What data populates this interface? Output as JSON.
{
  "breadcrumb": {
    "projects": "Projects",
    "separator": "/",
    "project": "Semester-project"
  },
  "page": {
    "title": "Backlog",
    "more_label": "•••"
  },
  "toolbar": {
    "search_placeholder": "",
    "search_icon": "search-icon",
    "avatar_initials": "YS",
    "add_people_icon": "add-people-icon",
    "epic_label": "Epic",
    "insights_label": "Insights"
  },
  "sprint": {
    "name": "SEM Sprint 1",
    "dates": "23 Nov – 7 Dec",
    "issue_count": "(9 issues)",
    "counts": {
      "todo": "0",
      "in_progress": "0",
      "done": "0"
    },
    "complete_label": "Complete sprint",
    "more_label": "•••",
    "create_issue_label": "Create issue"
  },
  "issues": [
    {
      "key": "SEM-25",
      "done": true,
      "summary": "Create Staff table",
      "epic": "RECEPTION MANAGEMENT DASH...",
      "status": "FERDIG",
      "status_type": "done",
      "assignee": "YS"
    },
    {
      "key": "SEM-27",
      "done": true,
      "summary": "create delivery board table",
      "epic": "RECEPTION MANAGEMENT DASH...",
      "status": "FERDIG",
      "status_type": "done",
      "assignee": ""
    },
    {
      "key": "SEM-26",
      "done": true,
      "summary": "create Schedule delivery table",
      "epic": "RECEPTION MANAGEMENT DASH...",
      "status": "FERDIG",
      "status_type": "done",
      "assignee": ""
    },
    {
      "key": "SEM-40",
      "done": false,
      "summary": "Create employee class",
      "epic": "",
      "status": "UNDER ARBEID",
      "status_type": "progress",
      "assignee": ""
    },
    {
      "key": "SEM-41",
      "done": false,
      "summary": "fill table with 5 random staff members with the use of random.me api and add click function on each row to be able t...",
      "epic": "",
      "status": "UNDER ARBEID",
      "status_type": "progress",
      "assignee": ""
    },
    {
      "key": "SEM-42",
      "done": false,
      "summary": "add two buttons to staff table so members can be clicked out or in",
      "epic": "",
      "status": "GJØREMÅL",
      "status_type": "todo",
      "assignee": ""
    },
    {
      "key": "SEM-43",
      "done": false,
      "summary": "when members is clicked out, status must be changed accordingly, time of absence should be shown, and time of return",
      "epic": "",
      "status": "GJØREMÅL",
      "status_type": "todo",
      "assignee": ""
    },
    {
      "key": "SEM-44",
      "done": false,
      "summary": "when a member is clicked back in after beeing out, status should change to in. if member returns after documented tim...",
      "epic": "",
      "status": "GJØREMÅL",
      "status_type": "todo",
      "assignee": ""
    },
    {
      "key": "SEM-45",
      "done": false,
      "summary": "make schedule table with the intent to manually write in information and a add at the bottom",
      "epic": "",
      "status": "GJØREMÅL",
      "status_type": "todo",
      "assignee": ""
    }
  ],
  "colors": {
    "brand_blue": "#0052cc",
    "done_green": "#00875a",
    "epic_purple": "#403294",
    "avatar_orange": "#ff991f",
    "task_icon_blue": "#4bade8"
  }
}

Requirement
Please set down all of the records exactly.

Answer to the problem
What data populates this interface? Output as JSON.
{
  "breadcrumb": {
    "projects": "Projects",
    "separator": "/",
    "project": "Semester-project"
  },
  "page": {
    "title": "Backlog",
    "more_label": "•••"
  },
  "toolbar": {
    "search_placeholder": "",
    "search_icon": "search-icon",
    "avatar_initials": "YS",
    "add_people_icon": "add-people-icon",
    "epic_label": "Epic",
    "insights_label": "Insights"
  },
  "sprint": {
    "name": "SEM Sprint 1",
    "dates": "23 Nov – 7 Dec",
    "issue_count": "(9 issues)",
    "counts": {
      "todo": "0",
      "in_progress": "0",
      "done": "0"
    },
    "complete_label": "Complete sprint",
    "more_label": "•••",
    "create_issue_label": "Create issue"
  },
  "issues": [
    {
      "key": "SEM-25",
      "done": true,
      "summary": "Create Staff table",
      "epic": "RECEPTION MANAGEMENT DASH...",
      "status": "FERDIG",
      "status_type": "done",
      "assignee": "YS"
    },
    {
      "key": "SEM-27",
      "done": true,
      "summary": "create delivery board table",
      "epic": "RECEPTION MANAGEMENT DASH...",
      "status": "FERDIG",
      "status_type": "done",
      "assignee": ""
    },
    {
      "key": "SEM-26",
      "done": true,
      "summary": "create Schedule delivery table",
      "epic": "RECEPTION MANAGEMENT DASH...",
      "status": "FERDIG",
      "status_type": "done",
      "assignee": ""
    },
    {
      "key": "SEM-40",
      "done": false,
      "summary": "Create employee class",
      "epic": "",
      "status": "UNDER ARBEID",
      "status_type": "progress",
      "assignee": ""
    },
    {
      "key": "SEM-41",
      "done": false,
      "summary": "fill table with 5 random staff members with the use of random.me api and add click function on each row to be able t...",
      "epic": "",
      "status": "UNDER ARBEID",
      "status_type": "progress",
      "assignee": ""
    },
    {
      "key": "SEM-42",
      "done": false,
      "summary": "add two buttons to staff table so members can be clicked out or in",
      "epic": "",
      "status": "GJØREMÅL",
      "status_type": "todo",
      "assignee": ""
    },
    {
      "key": "SEM-43",
      "done": false,
      "summary": "when members is clicked out, status must be changed accordingly, time of absence should be shown, and time of return",
      "epic": "",
      "status": "GJØREMÅL",
      "status_type": "todo",
      "assignee": ""
    },
    {
      "key": "SEM-44",
      "done": false,
      "summary": "when a member is clicked back in after beeing out, status should change to in. if member returns after documented tim...",
      "epic": "",
      "status": "GJØREMÅL",
      "status_type": "todo",
      "assignee": ""
    },
    {
      "key": "SEM-45",
      "done": false,
      "summary": "make schedule table with the intent to manually write in information and a add at the bottom",
      "epic": "",
      "status": "GJØREMÅL",
      "status_type": "todo",
      "assignee": ""
    }
  ],
  "colors": {
    "brand_blue": "#0052cc",
    "done_green": "#00875a",
    "epic_purple": "#403294",
    "avatar_orange": "#ff991f",
    "task_icon_blue": "#4bade8"
  }
}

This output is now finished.